WORK INSTRUCTION:
Every record below is to be restated word for word, and no picture is to be copied.

MATERIALS PROVIDED:
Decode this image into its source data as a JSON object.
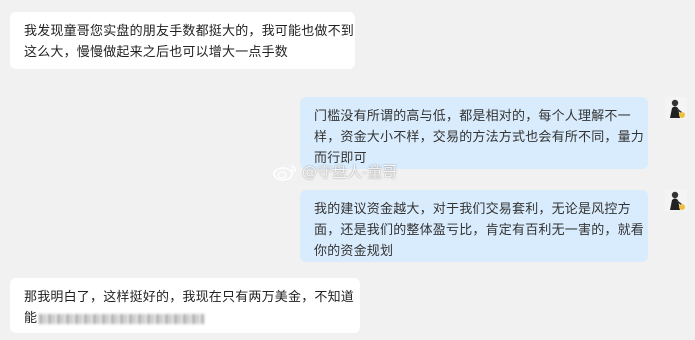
{
  "messages": [
    {
      "side": "left",
      "lines": [
        "我发现童哥您实盘的朋友手数都挺大的，我可能也做不到",
        "这么大，慢慢做起来之后也可以增大一点手数"
      ]
    },
    {
      "side": "right",
      "lines": [
        "门槛没有所谓的高与低，都是相对的，每个人理解不一",
        "样，资金大小不样，交易的方法方式也会有所不同，量力",
        "而行即可"
      ]
    },
    {
      "side": "right",
      "lines": [
        "我的建议资金越大，对于我们交易套利，无论是风控方",
        "面，还是我们的整体盈亏比，肯定有百利无一害的，就看",
        "你的资金规划"
      ]
    },
    {
      "side": "left",
      "lines": [
        "那我明白了，这样挺好的，我现在只有两万美金，不知道",
        "能"
      ]
    }
  ],
  "watermark": {
    "text": "@守盘人-童哥",
    "icon": "weibo-icon"
  },
  "colors": {
    "background": "#f1f1f1",
    "left_bubble": "#ffffff",
    "right_bubble": "#d9ecfd"
  }
}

SOLUTION BELOW:
Decode this image into its source data as a JSON object.
{
  "messages": [
    {
      "side": "left",
      "lines": [
        "我发现童哥您实盘的朋友手数都挺大的，我可能也做不到",
        "这么大，慢慢做起来之后也可以增大一点手数"
      ]
    },
    {
      "side": "right",
      "lines": [
        "门槛没有所谓的高与低，都是相对的，每个人理解不一",
        "样，资金大小不样，交易的方法方式也会有所不同，量力",
        "而行即可"
      ]
    },
    {
      "side": "right",
      "lines": [
        "我的建议资金越大，对于我们交易套利，无论是风控方",
        "面，还是我们的整体盈亏比，肯定有百利无一害的，就看",
        "你的资金规划"
      ]
    },
    {
      "side": "left",
      "lines": [
        "那我明白了，这样挺好的，我现在只有两万美金，不知道",
        "能"
      ]
    }
  ],
  "watermark": {
    "text": "@守盘人-童哥",
    "icon": "weibo-icon"
  },
  "colors": {
    "background": "#f1f1f1",
    "left_bubble": "#ffffff",
    "right_bubble": "#d9ecfd"
  }
}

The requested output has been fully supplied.